▶

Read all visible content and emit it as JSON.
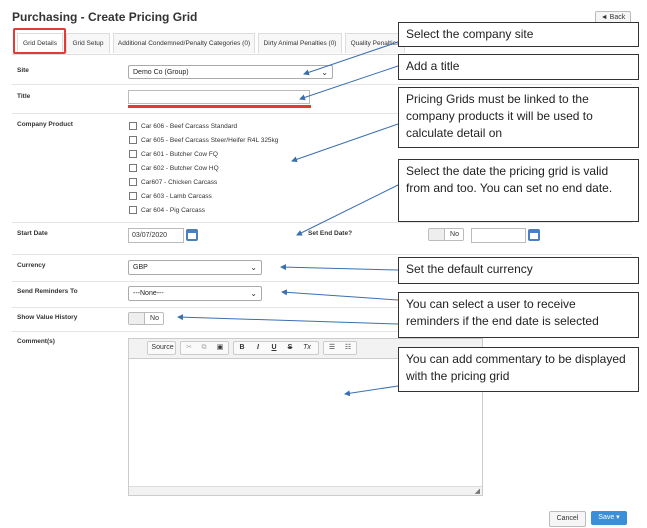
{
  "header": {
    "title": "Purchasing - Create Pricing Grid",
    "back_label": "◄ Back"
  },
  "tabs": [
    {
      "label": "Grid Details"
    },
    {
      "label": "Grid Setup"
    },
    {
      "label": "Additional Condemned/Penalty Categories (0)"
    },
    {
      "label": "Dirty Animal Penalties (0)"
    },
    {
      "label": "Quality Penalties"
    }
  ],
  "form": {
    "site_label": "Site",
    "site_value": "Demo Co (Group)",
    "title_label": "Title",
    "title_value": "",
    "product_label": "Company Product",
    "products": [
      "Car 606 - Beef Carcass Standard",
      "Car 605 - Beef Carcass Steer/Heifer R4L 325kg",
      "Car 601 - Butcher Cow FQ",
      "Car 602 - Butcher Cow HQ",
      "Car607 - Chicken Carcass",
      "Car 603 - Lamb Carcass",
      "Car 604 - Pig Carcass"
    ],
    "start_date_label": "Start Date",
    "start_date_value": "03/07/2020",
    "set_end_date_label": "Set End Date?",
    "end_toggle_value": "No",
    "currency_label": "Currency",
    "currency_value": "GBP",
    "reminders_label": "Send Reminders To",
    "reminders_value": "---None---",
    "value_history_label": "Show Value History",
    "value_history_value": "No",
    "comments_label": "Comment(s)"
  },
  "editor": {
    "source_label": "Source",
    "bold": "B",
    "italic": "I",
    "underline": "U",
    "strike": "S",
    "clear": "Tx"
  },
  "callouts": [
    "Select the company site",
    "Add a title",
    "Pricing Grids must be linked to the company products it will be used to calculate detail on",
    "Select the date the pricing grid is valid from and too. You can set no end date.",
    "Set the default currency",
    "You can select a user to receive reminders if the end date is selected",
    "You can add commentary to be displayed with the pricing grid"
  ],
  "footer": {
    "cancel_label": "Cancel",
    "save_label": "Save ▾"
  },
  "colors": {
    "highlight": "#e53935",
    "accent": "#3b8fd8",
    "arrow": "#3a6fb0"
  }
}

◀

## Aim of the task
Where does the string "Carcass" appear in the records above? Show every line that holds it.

## Exercise answer
      "Car 606 - Beef Carcass Standard",
      "Car 605 - Beef Carcass Steer/Heifer R4L 325kg",
      "Car607 - Chicken Carcass",
      "Car 603 - Lamb Carcass",
      "Car 604 - Pig Carcass"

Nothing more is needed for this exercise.